[Start of Attachment]

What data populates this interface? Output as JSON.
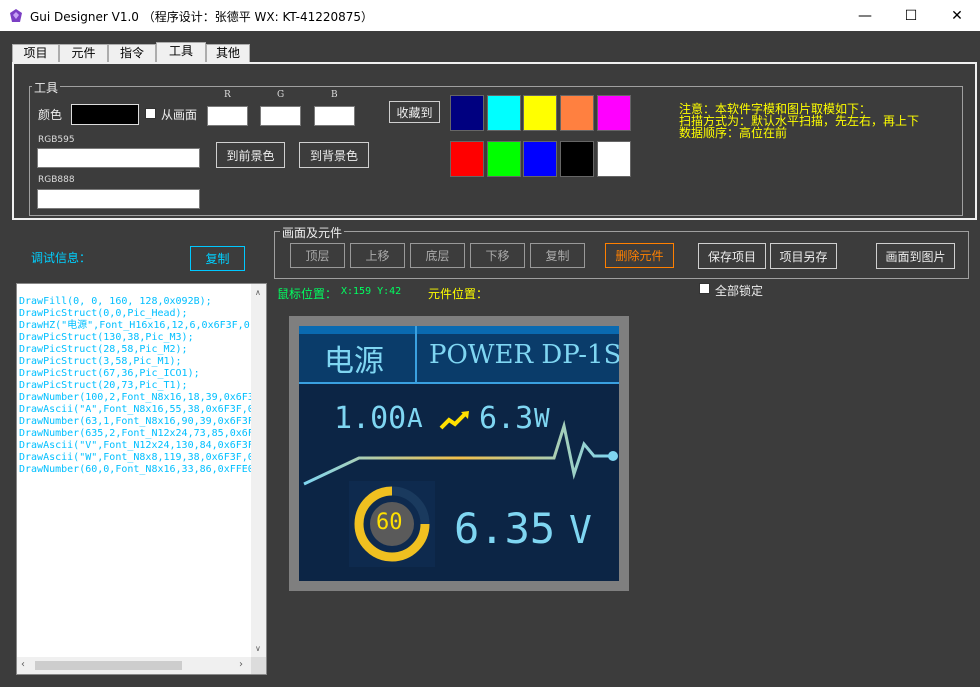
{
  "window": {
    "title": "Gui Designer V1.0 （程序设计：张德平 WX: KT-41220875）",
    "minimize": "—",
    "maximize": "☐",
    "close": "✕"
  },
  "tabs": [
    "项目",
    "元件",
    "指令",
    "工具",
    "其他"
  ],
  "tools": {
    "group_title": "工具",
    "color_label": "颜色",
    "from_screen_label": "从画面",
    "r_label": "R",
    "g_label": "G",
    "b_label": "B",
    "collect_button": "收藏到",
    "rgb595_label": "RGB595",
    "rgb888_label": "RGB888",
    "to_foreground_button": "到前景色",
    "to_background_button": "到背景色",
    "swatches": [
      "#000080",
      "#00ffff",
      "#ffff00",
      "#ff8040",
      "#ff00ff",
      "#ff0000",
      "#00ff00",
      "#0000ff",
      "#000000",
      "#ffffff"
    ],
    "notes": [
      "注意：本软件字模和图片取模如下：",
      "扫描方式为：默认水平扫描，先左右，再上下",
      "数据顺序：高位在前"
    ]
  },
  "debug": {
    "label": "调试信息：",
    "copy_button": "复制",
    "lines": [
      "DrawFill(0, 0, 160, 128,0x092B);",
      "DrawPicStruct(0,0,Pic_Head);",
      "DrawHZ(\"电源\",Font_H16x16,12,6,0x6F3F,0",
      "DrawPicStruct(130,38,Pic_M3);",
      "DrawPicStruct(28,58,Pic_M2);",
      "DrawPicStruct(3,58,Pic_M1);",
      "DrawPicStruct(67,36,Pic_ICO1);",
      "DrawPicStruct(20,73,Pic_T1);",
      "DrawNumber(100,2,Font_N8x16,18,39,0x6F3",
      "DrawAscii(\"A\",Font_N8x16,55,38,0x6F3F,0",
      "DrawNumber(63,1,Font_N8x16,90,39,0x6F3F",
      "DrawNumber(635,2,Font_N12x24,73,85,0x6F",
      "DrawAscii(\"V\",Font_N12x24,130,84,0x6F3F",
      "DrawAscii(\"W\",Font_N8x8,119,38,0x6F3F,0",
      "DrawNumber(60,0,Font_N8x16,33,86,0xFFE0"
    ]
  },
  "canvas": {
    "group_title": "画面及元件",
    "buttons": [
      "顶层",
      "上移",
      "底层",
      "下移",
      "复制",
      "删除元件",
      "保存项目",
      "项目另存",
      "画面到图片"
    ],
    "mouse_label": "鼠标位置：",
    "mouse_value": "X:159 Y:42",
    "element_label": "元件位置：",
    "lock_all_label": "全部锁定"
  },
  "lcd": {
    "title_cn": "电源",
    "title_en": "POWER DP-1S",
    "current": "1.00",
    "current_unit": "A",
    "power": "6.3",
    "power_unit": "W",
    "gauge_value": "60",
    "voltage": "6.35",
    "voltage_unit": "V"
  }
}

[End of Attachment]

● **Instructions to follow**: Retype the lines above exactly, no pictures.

● **Your solution**:
What data populates this interface? Output as JSON.
{
  "window": {
    "title": "Gui Designer V1.0 （程序设计：张德平 WX: KT-41220875）",
    "minimize": "—",
    "maximize": "☐",
    "close": "✕"
  },
  "tabs": [
    "项目",
    "元件",
    "指令",
    "工具",
    "其他"
  ],
  "tools": {
    "group_title": "工具",
    "color_label": "颜色",
    "from_screen_label": "从画面",
    "r_label": "R",
    "g_label": "G",
    "b_label": "B",
    "collect_button": "收藏到",
    "rgb595_label": "RGB595",
    "rgb888_label": "RGB888",
    "to_foreground_button": "到前景色",
    "to_background_button": "到背景色",
    "swatches": [
      "#000080",
      "#00ffff",
      "#ffff00",
      "#ff8040",
      "#ff00ff",
      "#ff0000",
      "#00ff00",
      "#0000ff",
      "#000000",
      "#ffffff"
    ],
    "notes": [
      "注意：本软件字模和图片取模如下：",
      "扫描方式为：默认水平扫描，先左右，再上下",
      "数据顺序：高位在前"
    ]
  },
  "debug": {
    "label": "调试信息：",
    "copy_button": "复制",
    "lines": [
      "DrawFill(0, 0, 160, 128,0x092B);",
      "DrawPicStruct(0,0,Pic_Head);",
      "DrawHZ(\"电源\",Font_H16x16,12,6,0x6F3F,0",
      "DrawPicStruct(130,38,Pic_M3);",
      "DrawPicStruct(28,58,Pic_M2);",
      "DrawPicStruct(3,58,Pic_M1);",
      "DrawPicStruct(67,36,Pic_ICO1);",
      "DrawPicStruct(20,73,Pic_T1);",
      "DrawNumber(100,2,Font_N8x16,18,39,0x6F3",
      "DrawAscii(\"A\",Font_N8x16,55,38,0x6F3F,0",
      "DrawNumber(63,1,Font_N8x16,90,39,0x6F3F",
      "DrawNumber(635,2,Font_N12x24,73,85,0x6F",
      "DrawAscii(\"V\",Font_N12x24,130,84,0x6F3F",
      "DrawAscii(\"W\",Font_N8x8,119,38,0x6F3F,0",
      "DrawNumber(60,0,Font_N8x16,33,86,0xFFE0"
    ]
  },
  "canvas": {
    "group_title": "画面及元件",
    "buttons": [
      "顶层",
      "上移",
      "底层",
      "下移",
      "复制",
      "删除元件",
      "保存项目",
      "项目另存",
      "画面到图片"
    ],
    "mouse_label": "鼠标位置：",
    "mouse_value": "X:159 Y:42",
    "element_label": "元件位置：",
    "lock_all_label": "全部锁定"
  },
  "lcd": {
    "title_cn": "电源",
    "title_en": "POWER DP-1S",
    "current": "1.00",
    "current_unit": "A",
    "power": "6.3",
    "power_unit": "W",
    "gauge_value": "60",
    "voltage": "6.35",
    "voltage_unit": "V"
  }
}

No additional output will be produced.